===== Data supplied =====

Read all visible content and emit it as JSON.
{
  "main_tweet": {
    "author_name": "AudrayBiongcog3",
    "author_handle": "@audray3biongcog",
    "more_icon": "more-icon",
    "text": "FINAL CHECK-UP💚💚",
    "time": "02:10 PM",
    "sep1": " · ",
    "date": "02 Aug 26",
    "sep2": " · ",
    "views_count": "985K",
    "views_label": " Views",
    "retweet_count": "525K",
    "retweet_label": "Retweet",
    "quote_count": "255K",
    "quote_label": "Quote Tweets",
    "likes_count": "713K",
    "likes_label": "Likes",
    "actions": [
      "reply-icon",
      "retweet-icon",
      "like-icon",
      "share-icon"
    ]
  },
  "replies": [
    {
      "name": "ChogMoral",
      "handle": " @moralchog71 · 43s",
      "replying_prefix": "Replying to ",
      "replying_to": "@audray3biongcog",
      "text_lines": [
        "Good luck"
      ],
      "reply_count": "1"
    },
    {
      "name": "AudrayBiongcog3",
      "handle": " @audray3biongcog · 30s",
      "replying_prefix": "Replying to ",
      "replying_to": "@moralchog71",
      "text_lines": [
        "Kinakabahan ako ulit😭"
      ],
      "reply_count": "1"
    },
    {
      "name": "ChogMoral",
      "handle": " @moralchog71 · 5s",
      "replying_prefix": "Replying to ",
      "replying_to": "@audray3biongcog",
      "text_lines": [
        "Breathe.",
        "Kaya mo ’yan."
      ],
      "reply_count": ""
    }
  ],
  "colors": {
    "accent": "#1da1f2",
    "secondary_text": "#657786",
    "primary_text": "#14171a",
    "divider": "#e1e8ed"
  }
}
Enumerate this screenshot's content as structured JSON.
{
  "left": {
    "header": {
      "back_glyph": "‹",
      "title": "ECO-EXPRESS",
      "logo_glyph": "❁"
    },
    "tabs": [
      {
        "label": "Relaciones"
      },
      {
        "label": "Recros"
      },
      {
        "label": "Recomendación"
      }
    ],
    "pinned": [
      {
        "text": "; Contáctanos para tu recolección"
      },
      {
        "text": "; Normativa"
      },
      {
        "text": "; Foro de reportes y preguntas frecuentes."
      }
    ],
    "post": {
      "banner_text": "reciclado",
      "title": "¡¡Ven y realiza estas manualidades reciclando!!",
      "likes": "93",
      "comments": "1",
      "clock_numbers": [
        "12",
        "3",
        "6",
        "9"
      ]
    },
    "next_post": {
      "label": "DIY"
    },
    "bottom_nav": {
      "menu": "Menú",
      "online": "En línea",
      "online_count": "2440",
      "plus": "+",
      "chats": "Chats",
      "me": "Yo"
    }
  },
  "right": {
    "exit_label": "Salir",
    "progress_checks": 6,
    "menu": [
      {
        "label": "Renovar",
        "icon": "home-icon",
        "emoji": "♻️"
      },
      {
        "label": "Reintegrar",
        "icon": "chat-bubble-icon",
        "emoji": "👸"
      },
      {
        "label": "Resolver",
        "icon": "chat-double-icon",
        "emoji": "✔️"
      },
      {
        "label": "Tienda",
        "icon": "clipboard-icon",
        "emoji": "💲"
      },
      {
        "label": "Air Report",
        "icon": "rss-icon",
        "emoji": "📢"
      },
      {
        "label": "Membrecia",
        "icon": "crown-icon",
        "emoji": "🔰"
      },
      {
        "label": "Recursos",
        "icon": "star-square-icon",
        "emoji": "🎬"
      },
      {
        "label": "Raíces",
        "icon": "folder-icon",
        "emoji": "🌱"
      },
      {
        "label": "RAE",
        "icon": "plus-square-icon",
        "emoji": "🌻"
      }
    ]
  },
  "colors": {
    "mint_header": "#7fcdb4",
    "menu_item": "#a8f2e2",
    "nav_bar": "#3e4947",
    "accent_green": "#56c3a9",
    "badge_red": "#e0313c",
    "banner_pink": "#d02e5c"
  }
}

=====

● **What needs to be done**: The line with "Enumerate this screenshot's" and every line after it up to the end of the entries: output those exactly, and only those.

● **Solution to the problem**:
Enumerate this screenshot's content as structured JSON.
{
  "left": {
    "header": {
      "back_glyph": "‹",
      "title": "ECO-EXPRESS",
      "logo_glyph": "❁"
    },
    "tabs": [
      {
        "label": "Relaciones"
      },
      {
        "label": "Recros"
      },
      {
        "label": "Recomendación"
      }
    ],
    "pinned": [
      {
        "text": "; Contáctanos para tu recolección"
      },
      {
        "text": "; Normativa"
      },
      {
        "text": "; Foro de reportes y preguntas frecuentes."
      }
    ],
    "post": {
      "banner_text": "reciclado",
      "title": "¡¡Ven y realiza estas manualidades reciclando!!",
      "likes": "93",
      "comments": "1",
      "clock_numbers": [
        "12",
        "3",
        "6",
        "9"
      ]
    },
    "next_post": {
      "label": "DIY"
    },
    "bottom_nav": {
      "menu": "Menú",
      "online": "En línea",
      "online_count": "2440",
      "plus": "+",
      "chats": "Chats",
      "me": "Yo"
    }
  },
  "right": {
    "exit_label": "Salir",
    "progress_checks": 6,
    "menu": [
      {
        "label": "Renovar",
        "icon": "home-icon",
        "emoji": "♻️"
      },
      {
        "label": "Reintegrar",
        "icon": "chat-bubble-icon",
        "emoji": "👸"
      },
      {
        "label": "Resolver",
        "icon": "chat-double-icon",
        "emoji": "✔️"
      },
      {
        "label": "Tienda",
        "icon": "clipboard-icon",
        "emoji": "💲"
      },
      {
        "label": "Air Report",
        "icon": "rss-icon",
        "emoji": "📢"
      },
      {
        "label": "Membrecia",
        "icon": "crown-icon",
        "emoji": "🔰"
      },
      {
        "label": "Recursos",
        "icon": "star-square-icon",
        "emoji": "🎬"
      },
      {
        "label": "Raíces",
        "icon": "folder-icon",
        "emoji": "🌱"
      },
      {
        "label": "RAE",
        "icon": "plus-square-icon",
        "emoji": "🌻"
      }
    ]
  },
  "colors": {
    "mint_header": "#7fcdb4",
    "menu_item": "#a8f2e2",
    "nav_bar": "#3e4947",
    "accent_green": "#56c3a9",
    "badge_red": "#e0313c",
    "banner_pink": "#d02e5c"
  }
}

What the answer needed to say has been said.